*THE PROBLEM*
Look below for the line with "Enumerate this screenshot's". Retype it and every line after it to the end, exactly, but leave out the pictures.

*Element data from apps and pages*

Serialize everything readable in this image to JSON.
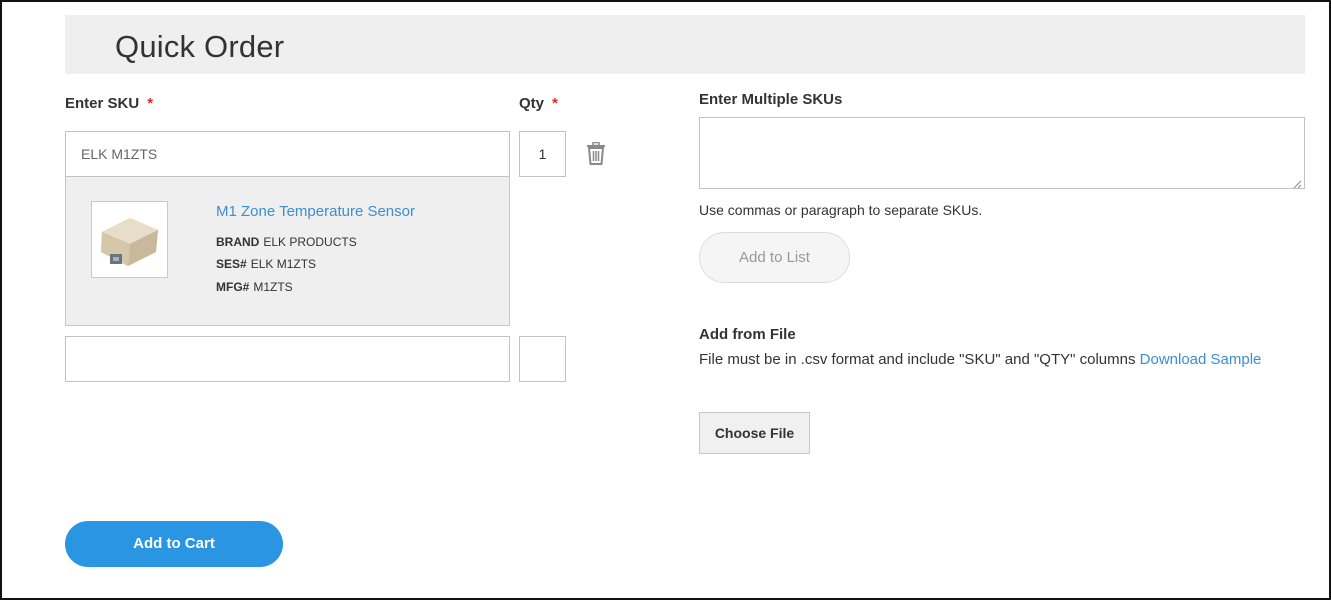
{
  "page": {
    "title": "Quick Order"
  },
  "form": {
    "sku_label": "Enter SKU",
    "qty_label": "Qty",
    "required_mark": "*",
    "rows": [
      {
        "sku_value": "ELK M1ZTS",
        "qty_value": "1"
      },
      {
        "sku_value": "",
        "qty_value": ""
      }
    ],
    "icons": {
      "delete": "trash-icon"
    }
  },
  "suggestion": {
    "product_name": "M1 Zone Temperature Sensor",
    "brand_label": "BRAND",
    "brand_value": "ELK PRODUCTS",
    "ses_label": "SES#",
    "ses_value": "ELK M1ZTS",
    "mfg_label": "MFG#",
    "mfg_value": "M1ZTS"
  },
  "multiple": {
    "label": "Enter Multiple SKUs",
    "value": "",
    "hint": "Use commas or paragraph to separate SKUs.",
    "add_button": "Add to List"
  },
  "file": {
    "label": "Add from File",
    "description": "File must be in .csv format and include \"SKU\" and \"QTY\" columns",
    "download_link": "Download Sample",
    "choose_button": "Choose File"
  },
  "cart": {
    "button": "Add to Cart"
  },
  "colors": {
    "accent": "#2a95e3",
    "link": "#3a8ed8",
    "required": "#e02b27",
    "header_bg": "#efefef"
  }
}
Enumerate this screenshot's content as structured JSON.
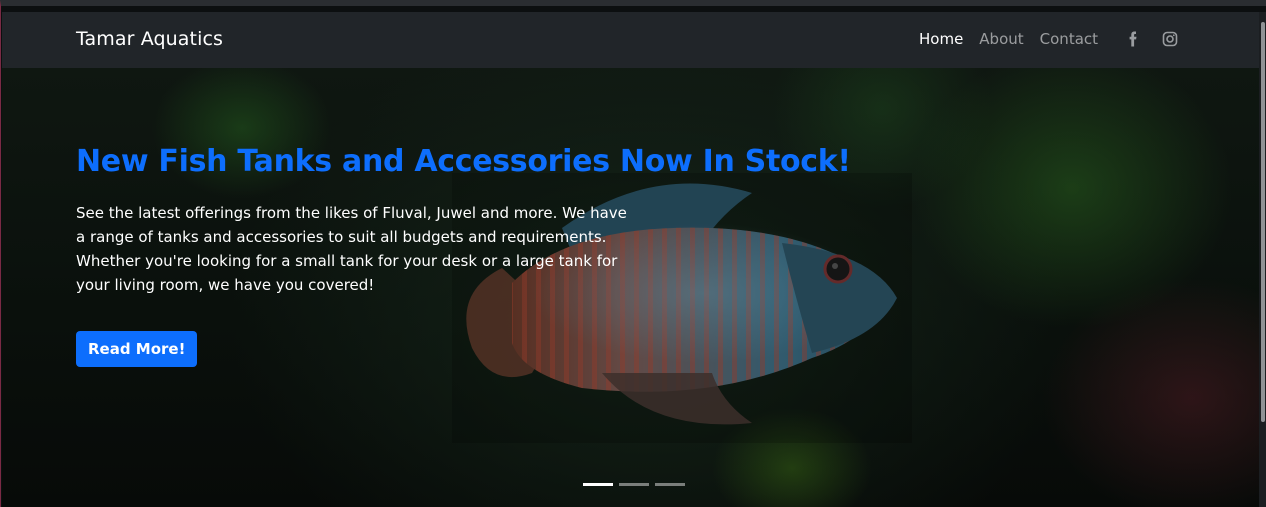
{
  "navbar": {
    "brand": "Tamar Aquatics",
    "links": [
      {
        "label": "Home",
        "active": true
      },
      {
        "label": "About",
        "active": false
      },
      {
        "label": "Contact",
        "active": false
      }
    ],
    "social": [
      {
        "icon": "facebook-icon"
      },
      {
        "icon": "instagram-icon"
      }
    ]
  },
  "hero": {
    "title": "New Fish Tanks and Accessories Now In Stock!",
    "text": "See the latest offerings from the likes of Fluval, Juwel and more. We have a range of tanks and accessories to suit all budgets and requirements. Whether you're looking for a small tank for your desk or a large tank for your living room, we have you covered!",
    "button_label": "Read More!",
    "slides": 3,
    "active_slide": 0
  },
  "colors": {
    "accent": "#0d6efd",
    "navbar_bg": "#212529"
  }
}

*SOLUTION FOR THIS EXERCISE*
Enumerate this screenshot's content as structured JSON.
{
  "navbar": {
    "brand": "Tamar Aquatics",
    "links": [
      {
        "label": "Home",
        "active": true
      },
      {
        "label": "About",
        "active": false
      },
      {
        "label": "Contact",
        "active": false
      }
    ],
    "social": [
      {
        "icon": "facebook-icon"
      },
      {
        "icon": "instagram-icon"
      }
    ]
  },
  "hero": {
    "title": "New Fish Tanks and Accessories Now In Stock!",
    "text": "See the latest offerings from the likes of Fluval, Juwel and more. We have a range of tanks and accessories to suit all budgets and requirements. Whether you're looking for a small tank for your desk or a large tank for your living room, we have you covered!",
    "button_label": "Read More!",
    "slides": 3,
    "active_slide": 0
  },
  "colors": {
    "accent": "#0d6efd",
    "navbar_bg": "#212529"
  }
}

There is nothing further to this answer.